It wasn’t quite 932 A.D. when I first crossed paths with King Arthur, Sir Lancelot, Brave Sir Robin and the Knights of the Round Table. Even though it was 1975, it seems like it was just yesterday that I was standing on line at the Esquire Theatre in Dallas for the ‘world premiere’ of this little unknown film called Monty Python and the Holy Grail. Written and performed by the Monty Python comedy group, the film was conceived during the hiatus between the third and fourth series of their BBC television program, Monty Python’s Flying Circus.
After about an hour on line, they handed each of us two coconuts and ushered us inside. It wasn’t long after that we knew all too well that we had better ‘fear the rabbit’. More specifically, the Rabbit of Caerbannog, the killer rabbit with ‘a vicious streak a mile wide’ according to ….Tim. Words to live by this Easter if you ask me unless you happen to possess Brother Maynard’s Holy Hand Grenade of Antioch, obviously.
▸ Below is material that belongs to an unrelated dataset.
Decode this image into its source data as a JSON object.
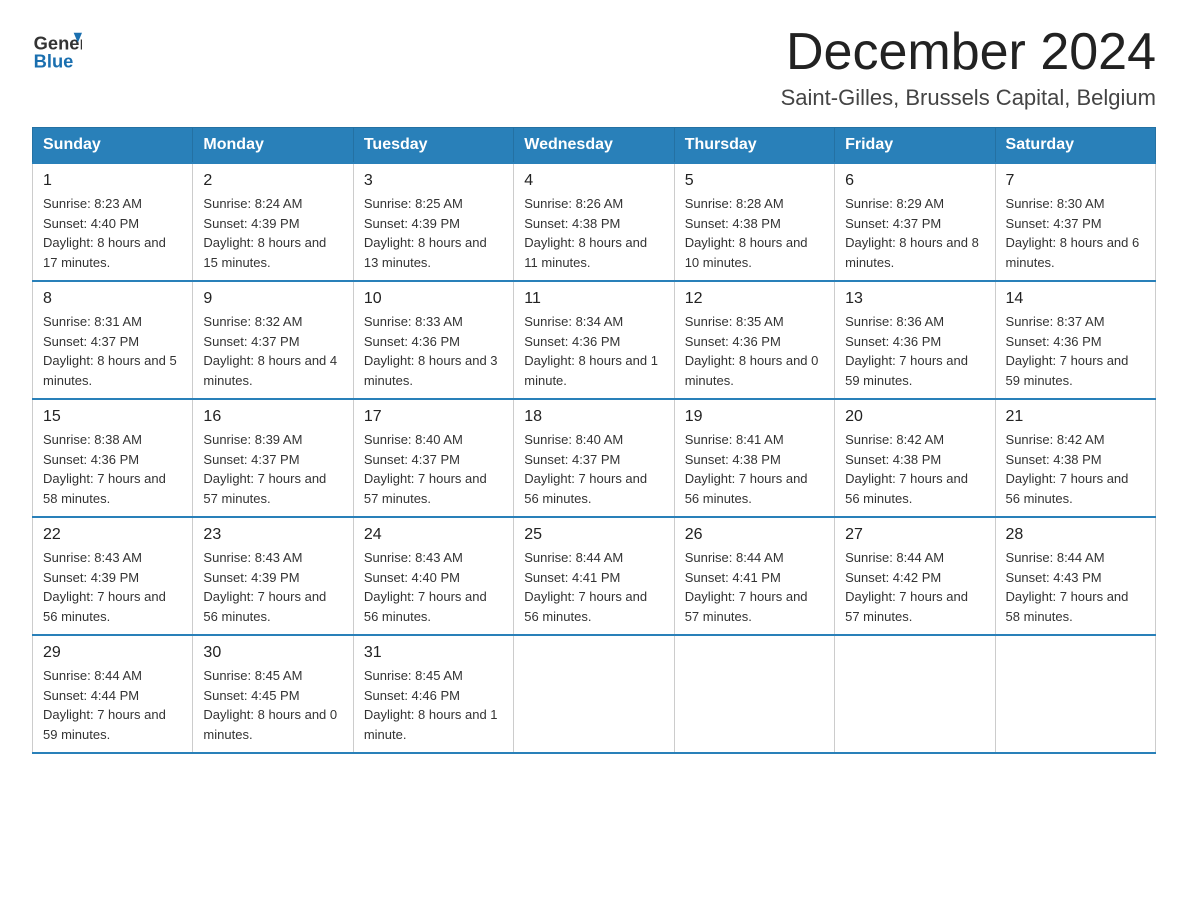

With a budget that, by today’s standards, would be nothing short of laughable, the ‘Holy Grail’ is considered to be the troupes first “proper” film costing approximately £230,000 ($400,000) to make. Monty Python and the Holy Grail begins in 932 A.D. and tells the tale of King Arthur, along with his squire, Patsy, as he begins to recruit his Knights of the Round Table: Sir Bedevere the Wise, Sir Lancelot the Brave, Sir Galahad the Pure, Sir Robin the Not-Quite-So-Brave-As-Sir-Lancelot, and the aptly named Sir Not-appearing-in-this-film.
So, as Easter approaches this Sunday, pay attention to Tim and ‘fear the bunny’.